**Task goal**: Every line with "JSON" in it must be copied from the data.

**Entries taken from a collection**:
>>>

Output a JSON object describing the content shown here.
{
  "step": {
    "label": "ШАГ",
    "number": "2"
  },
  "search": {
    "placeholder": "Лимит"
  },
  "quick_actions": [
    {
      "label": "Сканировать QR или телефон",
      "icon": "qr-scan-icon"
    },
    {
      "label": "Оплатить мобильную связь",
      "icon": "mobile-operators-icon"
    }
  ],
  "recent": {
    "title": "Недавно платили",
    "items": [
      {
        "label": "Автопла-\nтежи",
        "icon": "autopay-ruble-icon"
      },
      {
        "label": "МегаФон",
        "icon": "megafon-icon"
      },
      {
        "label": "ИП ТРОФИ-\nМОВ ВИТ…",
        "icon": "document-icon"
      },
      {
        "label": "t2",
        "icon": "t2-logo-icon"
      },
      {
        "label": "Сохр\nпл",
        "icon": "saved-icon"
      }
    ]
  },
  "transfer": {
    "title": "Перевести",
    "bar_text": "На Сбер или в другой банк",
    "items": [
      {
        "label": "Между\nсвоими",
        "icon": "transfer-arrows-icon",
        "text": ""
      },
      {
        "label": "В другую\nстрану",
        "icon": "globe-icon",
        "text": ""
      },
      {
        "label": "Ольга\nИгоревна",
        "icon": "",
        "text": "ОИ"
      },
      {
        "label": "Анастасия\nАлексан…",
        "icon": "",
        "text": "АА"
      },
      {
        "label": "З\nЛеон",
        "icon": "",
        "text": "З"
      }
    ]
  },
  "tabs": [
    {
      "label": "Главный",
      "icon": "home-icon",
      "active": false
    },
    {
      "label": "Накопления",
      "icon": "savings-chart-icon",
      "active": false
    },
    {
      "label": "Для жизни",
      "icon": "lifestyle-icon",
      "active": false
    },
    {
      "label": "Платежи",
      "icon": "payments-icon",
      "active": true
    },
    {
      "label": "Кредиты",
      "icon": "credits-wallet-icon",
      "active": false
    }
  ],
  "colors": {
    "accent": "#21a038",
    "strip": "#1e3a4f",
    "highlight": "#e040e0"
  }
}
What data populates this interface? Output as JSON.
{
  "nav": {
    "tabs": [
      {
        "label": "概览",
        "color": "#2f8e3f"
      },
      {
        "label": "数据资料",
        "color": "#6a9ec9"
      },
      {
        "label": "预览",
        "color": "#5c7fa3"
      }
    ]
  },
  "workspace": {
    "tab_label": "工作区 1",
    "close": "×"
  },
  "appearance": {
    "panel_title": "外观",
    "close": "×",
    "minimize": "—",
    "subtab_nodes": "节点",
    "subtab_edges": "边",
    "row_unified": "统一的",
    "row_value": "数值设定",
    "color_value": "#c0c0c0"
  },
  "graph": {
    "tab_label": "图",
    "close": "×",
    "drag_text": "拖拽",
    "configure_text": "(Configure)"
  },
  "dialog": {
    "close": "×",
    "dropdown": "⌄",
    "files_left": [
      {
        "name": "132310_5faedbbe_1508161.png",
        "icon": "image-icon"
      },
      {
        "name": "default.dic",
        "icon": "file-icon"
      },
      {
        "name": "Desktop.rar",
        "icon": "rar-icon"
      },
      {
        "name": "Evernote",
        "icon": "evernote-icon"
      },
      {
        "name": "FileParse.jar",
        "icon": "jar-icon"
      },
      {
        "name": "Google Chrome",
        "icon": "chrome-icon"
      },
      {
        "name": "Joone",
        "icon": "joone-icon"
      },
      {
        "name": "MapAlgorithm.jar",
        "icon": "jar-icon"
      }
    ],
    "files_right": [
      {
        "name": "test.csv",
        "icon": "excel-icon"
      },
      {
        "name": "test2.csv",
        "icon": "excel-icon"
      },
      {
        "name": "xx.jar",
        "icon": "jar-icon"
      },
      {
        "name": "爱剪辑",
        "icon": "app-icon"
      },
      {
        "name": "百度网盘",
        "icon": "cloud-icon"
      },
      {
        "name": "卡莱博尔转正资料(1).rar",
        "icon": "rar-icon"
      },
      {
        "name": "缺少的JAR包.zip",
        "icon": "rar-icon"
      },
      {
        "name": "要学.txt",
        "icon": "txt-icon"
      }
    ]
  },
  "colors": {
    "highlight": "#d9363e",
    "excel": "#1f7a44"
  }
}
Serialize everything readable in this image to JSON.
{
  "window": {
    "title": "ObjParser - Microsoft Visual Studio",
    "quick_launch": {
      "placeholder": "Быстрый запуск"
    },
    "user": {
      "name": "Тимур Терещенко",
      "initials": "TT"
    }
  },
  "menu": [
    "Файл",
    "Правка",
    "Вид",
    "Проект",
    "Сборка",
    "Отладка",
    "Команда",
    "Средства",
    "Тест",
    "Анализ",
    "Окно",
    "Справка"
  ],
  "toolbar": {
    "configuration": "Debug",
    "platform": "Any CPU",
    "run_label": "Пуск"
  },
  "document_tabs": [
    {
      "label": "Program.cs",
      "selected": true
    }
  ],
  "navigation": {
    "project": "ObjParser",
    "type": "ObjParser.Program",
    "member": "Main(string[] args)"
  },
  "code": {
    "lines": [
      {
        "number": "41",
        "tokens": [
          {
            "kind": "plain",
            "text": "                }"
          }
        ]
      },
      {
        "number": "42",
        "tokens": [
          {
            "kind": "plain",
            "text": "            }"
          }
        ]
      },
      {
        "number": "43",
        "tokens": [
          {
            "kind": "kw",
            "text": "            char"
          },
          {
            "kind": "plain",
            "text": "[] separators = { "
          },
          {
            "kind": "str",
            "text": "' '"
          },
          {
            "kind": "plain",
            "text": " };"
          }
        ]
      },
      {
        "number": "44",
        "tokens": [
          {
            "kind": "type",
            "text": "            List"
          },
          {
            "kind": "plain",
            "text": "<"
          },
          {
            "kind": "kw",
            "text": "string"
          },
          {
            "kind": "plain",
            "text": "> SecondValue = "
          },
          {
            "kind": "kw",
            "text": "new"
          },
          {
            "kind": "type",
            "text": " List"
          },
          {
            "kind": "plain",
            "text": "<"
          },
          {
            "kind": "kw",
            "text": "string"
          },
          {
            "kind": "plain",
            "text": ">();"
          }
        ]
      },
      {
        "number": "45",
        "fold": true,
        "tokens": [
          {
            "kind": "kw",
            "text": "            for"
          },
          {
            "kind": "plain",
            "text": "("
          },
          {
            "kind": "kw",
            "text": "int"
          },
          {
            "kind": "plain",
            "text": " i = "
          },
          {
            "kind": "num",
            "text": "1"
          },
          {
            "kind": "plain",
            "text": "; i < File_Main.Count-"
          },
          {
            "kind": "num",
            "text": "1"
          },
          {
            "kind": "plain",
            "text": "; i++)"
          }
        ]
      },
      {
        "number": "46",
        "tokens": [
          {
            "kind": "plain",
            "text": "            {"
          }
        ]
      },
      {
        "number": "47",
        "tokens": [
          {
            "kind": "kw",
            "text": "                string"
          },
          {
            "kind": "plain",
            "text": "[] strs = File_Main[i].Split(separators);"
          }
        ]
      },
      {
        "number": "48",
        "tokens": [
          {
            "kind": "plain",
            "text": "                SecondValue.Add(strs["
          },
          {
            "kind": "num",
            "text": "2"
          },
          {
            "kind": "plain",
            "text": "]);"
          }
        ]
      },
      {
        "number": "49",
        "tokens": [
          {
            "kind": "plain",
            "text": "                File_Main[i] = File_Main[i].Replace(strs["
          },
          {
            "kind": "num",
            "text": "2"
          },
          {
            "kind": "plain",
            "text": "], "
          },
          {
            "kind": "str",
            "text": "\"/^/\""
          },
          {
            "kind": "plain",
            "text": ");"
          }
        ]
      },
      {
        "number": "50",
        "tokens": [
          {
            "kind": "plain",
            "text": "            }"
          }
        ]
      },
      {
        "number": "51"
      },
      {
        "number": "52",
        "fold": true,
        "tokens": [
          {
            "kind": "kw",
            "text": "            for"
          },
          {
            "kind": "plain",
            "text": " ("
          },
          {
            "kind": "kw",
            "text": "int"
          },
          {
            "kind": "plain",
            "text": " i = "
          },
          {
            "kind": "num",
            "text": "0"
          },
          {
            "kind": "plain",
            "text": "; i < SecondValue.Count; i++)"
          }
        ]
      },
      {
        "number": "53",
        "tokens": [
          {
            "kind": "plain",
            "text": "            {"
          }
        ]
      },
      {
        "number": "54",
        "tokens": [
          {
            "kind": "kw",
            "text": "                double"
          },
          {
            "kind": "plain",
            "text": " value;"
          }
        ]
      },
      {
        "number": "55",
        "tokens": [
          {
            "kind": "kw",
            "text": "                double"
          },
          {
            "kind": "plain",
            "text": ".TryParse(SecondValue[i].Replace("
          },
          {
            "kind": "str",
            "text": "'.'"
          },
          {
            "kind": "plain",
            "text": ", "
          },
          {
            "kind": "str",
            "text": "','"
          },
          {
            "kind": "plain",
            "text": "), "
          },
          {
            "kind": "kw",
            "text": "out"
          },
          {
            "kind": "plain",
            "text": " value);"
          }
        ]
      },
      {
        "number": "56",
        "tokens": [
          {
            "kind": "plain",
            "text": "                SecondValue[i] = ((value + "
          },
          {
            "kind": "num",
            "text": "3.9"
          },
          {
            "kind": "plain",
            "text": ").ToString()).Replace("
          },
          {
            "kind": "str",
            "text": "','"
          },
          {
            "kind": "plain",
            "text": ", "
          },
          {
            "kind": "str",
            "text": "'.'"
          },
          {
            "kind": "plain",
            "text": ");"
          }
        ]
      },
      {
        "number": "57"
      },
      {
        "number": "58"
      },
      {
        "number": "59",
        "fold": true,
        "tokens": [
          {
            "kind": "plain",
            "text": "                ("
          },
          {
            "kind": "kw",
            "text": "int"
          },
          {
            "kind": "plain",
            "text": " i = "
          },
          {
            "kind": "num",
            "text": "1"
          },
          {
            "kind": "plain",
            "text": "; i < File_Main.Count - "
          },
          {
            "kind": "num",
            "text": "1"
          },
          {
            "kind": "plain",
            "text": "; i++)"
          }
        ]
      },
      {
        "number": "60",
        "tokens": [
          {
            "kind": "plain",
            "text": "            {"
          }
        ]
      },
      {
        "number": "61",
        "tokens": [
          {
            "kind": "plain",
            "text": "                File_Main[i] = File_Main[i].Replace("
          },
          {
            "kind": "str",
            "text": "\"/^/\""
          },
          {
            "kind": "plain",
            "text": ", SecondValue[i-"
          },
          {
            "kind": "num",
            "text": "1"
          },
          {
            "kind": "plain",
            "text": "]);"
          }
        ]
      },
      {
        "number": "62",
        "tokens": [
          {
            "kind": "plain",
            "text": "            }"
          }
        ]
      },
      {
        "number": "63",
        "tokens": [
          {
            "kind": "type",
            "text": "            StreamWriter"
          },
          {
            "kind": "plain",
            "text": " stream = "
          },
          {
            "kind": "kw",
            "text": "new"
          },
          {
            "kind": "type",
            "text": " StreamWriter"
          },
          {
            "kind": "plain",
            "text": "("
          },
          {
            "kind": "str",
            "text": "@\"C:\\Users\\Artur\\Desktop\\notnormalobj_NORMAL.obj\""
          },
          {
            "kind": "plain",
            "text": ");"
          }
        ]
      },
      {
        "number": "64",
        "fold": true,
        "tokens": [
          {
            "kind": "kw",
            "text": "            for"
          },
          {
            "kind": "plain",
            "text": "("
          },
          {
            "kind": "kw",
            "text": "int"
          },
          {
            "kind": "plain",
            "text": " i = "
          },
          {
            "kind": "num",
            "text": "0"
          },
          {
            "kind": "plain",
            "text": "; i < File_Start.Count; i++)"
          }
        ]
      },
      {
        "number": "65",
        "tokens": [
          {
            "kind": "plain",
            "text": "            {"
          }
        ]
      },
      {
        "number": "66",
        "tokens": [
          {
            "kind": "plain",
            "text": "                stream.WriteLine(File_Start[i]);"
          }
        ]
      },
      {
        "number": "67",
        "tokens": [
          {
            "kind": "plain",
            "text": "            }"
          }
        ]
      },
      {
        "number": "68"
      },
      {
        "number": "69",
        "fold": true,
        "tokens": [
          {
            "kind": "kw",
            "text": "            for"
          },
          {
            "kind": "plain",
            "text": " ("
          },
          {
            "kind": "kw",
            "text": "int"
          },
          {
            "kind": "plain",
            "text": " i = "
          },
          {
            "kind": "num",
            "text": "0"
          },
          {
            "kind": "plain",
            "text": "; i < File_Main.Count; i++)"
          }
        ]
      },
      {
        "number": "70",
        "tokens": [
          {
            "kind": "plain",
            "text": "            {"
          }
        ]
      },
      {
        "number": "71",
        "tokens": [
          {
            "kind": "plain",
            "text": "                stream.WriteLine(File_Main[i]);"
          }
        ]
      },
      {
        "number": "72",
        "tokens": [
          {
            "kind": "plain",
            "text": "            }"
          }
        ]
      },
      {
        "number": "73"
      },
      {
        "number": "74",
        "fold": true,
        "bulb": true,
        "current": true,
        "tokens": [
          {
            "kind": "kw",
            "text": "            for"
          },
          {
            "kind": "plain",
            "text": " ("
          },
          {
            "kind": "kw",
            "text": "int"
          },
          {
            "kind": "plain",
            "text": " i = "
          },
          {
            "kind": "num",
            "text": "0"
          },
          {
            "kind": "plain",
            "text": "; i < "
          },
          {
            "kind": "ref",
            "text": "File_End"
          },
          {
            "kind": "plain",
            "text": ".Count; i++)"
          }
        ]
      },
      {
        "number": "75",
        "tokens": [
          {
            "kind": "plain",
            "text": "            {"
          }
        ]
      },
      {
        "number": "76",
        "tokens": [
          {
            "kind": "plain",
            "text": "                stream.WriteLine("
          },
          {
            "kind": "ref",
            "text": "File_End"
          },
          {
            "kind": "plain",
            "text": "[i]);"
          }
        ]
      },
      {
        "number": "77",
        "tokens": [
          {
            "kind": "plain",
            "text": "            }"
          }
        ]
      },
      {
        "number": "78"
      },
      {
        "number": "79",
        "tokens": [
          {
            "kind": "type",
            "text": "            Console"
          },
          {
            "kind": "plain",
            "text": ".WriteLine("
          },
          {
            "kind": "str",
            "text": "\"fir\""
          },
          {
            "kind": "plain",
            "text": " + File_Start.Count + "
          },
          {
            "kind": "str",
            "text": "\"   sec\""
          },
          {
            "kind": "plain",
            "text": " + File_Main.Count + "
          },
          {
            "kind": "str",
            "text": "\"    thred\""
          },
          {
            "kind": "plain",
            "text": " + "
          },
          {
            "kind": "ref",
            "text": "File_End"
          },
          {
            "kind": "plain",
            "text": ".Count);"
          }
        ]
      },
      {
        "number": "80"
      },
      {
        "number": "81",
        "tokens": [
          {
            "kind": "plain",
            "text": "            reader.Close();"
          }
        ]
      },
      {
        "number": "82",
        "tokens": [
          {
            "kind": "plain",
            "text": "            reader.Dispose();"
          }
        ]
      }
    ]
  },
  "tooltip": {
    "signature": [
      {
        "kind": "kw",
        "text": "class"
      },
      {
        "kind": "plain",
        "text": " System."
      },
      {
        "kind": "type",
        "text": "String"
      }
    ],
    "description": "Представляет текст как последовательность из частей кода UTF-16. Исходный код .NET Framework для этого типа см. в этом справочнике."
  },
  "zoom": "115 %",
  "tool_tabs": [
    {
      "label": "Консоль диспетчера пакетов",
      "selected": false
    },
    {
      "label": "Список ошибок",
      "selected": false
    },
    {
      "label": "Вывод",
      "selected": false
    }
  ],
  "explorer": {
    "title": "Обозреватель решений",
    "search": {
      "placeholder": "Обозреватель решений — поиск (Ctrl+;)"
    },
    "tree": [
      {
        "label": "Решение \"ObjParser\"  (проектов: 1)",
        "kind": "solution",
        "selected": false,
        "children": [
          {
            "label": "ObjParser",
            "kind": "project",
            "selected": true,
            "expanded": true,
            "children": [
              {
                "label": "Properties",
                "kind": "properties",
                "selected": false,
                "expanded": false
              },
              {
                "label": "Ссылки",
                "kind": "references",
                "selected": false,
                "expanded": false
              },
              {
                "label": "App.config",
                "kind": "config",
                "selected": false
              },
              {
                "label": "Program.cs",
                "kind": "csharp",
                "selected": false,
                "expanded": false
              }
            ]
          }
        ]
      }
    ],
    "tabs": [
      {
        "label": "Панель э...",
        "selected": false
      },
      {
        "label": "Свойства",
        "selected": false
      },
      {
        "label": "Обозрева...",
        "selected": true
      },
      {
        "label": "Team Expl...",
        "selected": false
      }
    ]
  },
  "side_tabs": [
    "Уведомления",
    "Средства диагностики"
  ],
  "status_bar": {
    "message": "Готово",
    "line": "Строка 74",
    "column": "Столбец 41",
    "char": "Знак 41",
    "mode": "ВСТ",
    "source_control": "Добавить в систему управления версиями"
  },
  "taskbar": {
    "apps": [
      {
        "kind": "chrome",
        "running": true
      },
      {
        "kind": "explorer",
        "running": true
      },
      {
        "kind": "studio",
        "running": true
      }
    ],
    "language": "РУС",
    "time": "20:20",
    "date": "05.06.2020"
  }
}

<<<

**Result of this task**:
Output a JSON object describing the content shown here.
What data populates this interface? Output as JSON.
Serialize everything readable in this image to JSON.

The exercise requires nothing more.